Play Live Radio
Next Up:
Available On Air Stations

Elder activists use 'gray superpower' to fight completion of Mountain Valley Pipeline

Third Act members greet Deborah Kushner and Donna Shaunesey after their release from jail
Courtesy Third Act Virginia
Third Act members greet Deborah Kushner and Donna Shaunesey (front row from left) after the pair's Monday release from the Montgomery County Detention Center in Maryland.

Deborah Kushner and 12 other protesters were arrested last July for stopping traffic for an hour and a half when they staged a sit-in on the Capital Beltway highway in Maryland. They were calling on President Joe Biden to immediately declare a climate emergency. 

“We have this clout, not only with our money and our power and our energy, but we have what I call ‘gray superpower,’ and we will not be dismissed as elders,” said Kushner, a retired mental health worker who lives in Staunton.  

As a leader of Third Act Virginia, which is part of a national climate justice organization, Kushner is fighting to halt further construction of the 303-mile Mountain Valley Pipeline that would carry fracked natural gas through Virginia and West Virginia. She marches in protests and meets with legislators to advocate for replacing fossil fuel with clean energy. 

“We are trying to awaken people to the urgency of this climate catastrophe,” Kushner told VPM News. “Our leaders are doing nothing. And this is global. Thirteen of us took action because we had to. It’s truly on each of us to take collective and individual action where and when we can because nothing will happen without regular everyday people stopping what they are doing to awaken to this nightmare happening all around us.” 

In August, Kushner and fellow activists attended a much different kind of gathering — a “Circle of Protection” in a park in southwest Virginia with a view of the Mountain Valley Pipeline. The group listened to bluegrass music, shared food and fellowship, and strategized about saving the planet and stopping pipeline construction.

Russell Chisholm, co-chairperson of the environmental advocacy coalition Protect Our Water, Heritage, Rights participated in the circle.  

“The Mountain Valley Pipeline has effectively carved a 300-mile sacrifice zone across the landscape from northern West Virginia, down to where the mainline project would end in southern Virginia,” Chisholm said. 

Mountain Valley Pipeline LLC., the organization overseeing the project, said it’s acting with care to ensure the safety of communities along the project’s route. 

Chisholm disagrees. He and Kushner have worked together on environmental issues for about a decade, including on MVP.
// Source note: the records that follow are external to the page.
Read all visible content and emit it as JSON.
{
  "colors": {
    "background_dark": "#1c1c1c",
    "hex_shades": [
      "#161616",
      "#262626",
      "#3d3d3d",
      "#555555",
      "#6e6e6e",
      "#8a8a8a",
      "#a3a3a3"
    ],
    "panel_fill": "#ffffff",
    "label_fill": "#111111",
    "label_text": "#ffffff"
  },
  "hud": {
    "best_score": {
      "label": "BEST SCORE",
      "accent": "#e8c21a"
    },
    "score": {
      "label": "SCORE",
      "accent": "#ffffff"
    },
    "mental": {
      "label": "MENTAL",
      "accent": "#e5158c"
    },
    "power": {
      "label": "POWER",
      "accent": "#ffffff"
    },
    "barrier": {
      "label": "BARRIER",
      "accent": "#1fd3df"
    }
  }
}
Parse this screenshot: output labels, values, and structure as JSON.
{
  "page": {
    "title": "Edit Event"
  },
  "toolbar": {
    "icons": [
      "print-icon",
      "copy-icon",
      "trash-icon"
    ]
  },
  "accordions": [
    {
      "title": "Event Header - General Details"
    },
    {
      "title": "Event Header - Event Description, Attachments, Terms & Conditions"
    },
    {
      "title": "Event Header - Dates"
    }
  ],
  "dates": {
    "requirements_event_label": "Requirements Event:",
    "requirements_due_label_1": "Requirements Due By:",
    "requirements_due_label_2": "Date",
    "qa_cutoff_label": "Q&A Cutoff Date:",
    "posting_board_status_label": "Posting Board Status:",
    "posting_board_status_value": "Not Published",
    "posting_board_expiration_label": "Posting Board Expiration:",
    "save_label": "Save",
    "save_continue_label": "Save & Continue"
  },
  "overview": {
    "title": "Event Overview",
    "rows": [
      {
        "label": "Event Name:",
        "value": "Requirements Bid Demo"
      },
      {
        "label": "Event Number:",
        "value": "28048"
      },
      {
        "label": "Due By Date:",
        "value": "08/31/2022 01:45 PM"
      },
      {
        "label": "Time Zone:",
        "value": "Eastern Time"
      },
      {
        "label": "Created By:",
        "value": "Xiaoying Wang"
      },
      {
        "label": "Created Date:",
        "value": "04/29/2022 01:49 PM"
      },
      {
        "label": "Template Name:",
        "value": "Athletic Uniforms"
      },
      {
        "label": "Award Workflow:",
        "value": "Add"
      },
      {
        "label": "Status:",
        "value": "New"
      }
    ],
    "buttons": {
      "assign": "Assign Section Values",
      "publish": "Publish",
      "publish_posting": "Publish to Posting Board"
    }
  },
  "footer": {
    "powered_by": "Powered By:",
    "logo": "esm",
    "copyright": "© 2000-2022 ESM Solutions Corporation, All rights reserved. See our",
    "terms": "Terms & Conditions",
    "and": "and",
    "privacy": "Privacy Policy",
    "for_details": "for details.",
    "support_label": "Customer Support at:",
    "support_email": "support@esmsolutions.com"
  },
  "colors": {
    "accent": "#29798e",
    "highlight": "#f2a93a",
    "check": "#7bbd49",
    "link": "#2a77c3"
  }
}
“I think Deborah has really helped raise the visibility of the MVP fight,” Chisholm said. “Third Act is a natural extension of that. They make good partners for climate and environmental justice organizers everywhere.”  
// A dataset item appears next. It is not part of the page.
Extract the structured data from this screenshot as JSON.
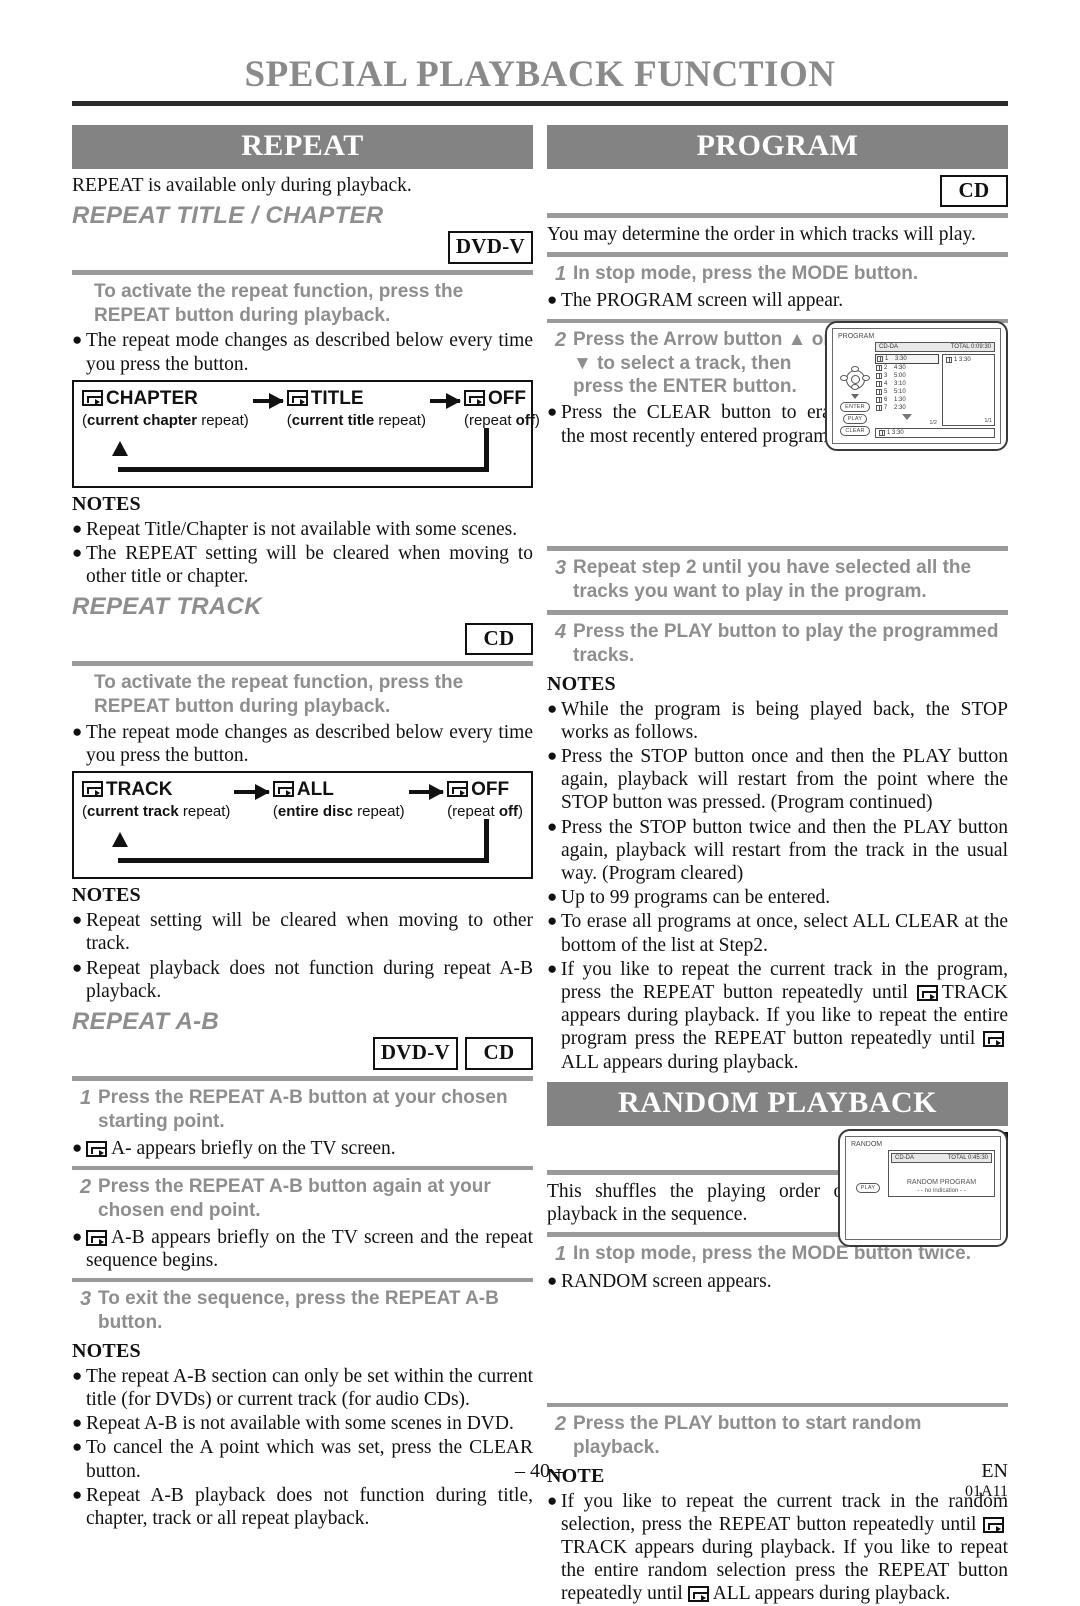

For Kushner, Third Act’s work has become her life mission.

“Third Act stands for justice,” she said “It’s Bill McKibben’s latest environmental organization for elder activists. I’m 67 and a half. I retired five years ago, as early as I possibly could, because although I loved my job, I felt there was so much more I needed to do for the planet.”  

Kushner and Third Act members regularly protest across Virginia and in Washington, D.C., where the pipeline battle continues in Congress. Sen. Joe Manchin (D-W.Va.) introduced a permitting reform bill this summer that would require federal agencies to approve continued construction of the Mountain Valley Pipeline. Manchin used the pipeline as a bargaining chip to secure his support of President Joe Biden’s Inflation Reduction Act.   

Sen. Tim Kaine (D-Va.) opposed Manchin’s bill and remains concerned about the 100 miles of the pipeline that run through Virginia, including through a national forest and several waterways. On Sept. 27, Manchin’s measure was removed from the president’s spending package, but the senator is still advocating for the pipeline.  

As the political fight continues in Washington, Kushner and her Third Act colleagues continue their grassroots fight. She and the 12 other people arrested last summer served a four-day jail sentence in Montgomery County, Maryland. They were released this past weekend. 

On Monday, elder activists and others shut down the same Capital Beltway site in Maryland. Seven were arrested.

Kushner was not at that protest but said she hopes to be at the next one: “We are fighting for our planet’s survival. It takes all of us, young and old. The fossil fuel industry puts profits over people. We need to honor the air, water, land and our living planet. We will use our gray superpower to protect our lives and the lives of future generations.”

Related Articles
  1. In Cumberland, how will a planned landfill impact a historic Black school?
  2. Biden’s federal action dispels ‘taboo’ around marijuana
  3. What does the future look like for energy production and job opportunities in southwest Virginia?
Related Stories